Tokyo Governor Koike Yuriko is poised to lead the capital through another four years. Ballot-counting is still underway in Sunday's election, which was shaped by the ongoing coronavirus pandemic.
In an interview soon after NHK projected her victory, Koike made fighting the virus her most urgent priority.
She said, "Under the nationwide state of emergency declaration, we asked almost all businesses in Tokyo to close down. But these days we know more about where and how the virus has been spreading. So we don't plan to ask all businesses to close down again. Instead, we will consider another effective measure to contain the spread of infection."
Koike also touched on preparations for the Tokyo Olympics and Paralympics.
Pushing back the games has created logistical and financial problems.
Koike says the metropolitan government and the IOC are now working on plans to "streamline" the event.
She said, "Though the Games have been postponed to next year, children and athletes are looking forward to the events. In a sense, we can make it a goal in our anti-virus efforts to hold the Games, which would be proof that we'd have overcome the virus."
Koike held a strong lead throughout the campaign, taking down 21 rivals.
The veteran politician and former defense minister became Tokyo's first female governor in 2016 following an eight-term career in the Lower House.
Koike ran as an independent, but received unsolicited backing from some national lawmakers in the ruling coalition.
Kamoshita Ichiro, the local head of the Liberal Democratic Party, responded to the election results on Sunday evening. He said, "I am relieved Governor Koike was reelected. The election was important because it prompted us to work together to realize what's best for Tokyo."

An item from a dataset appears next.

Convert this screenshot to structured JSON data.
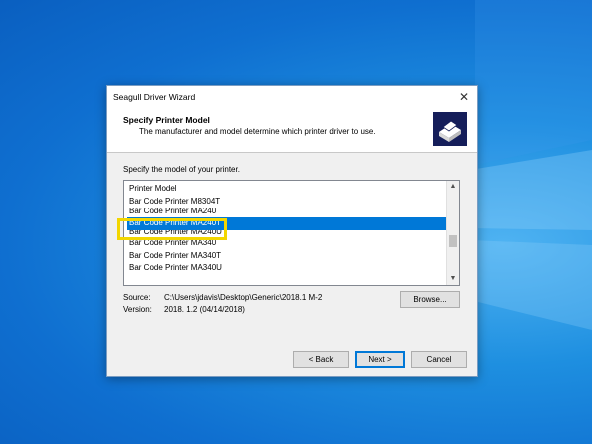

Japan's biggest opposition, the Constitutional Democratic Party, was less pleased. The party's election affairs chief Nagatsuma Akira said, "Unfortunately, we opposition parties could not completely unite this time. We need to continue our efforts to have unified candidates face off against the Liberal Democratic Party in the next Lower House election."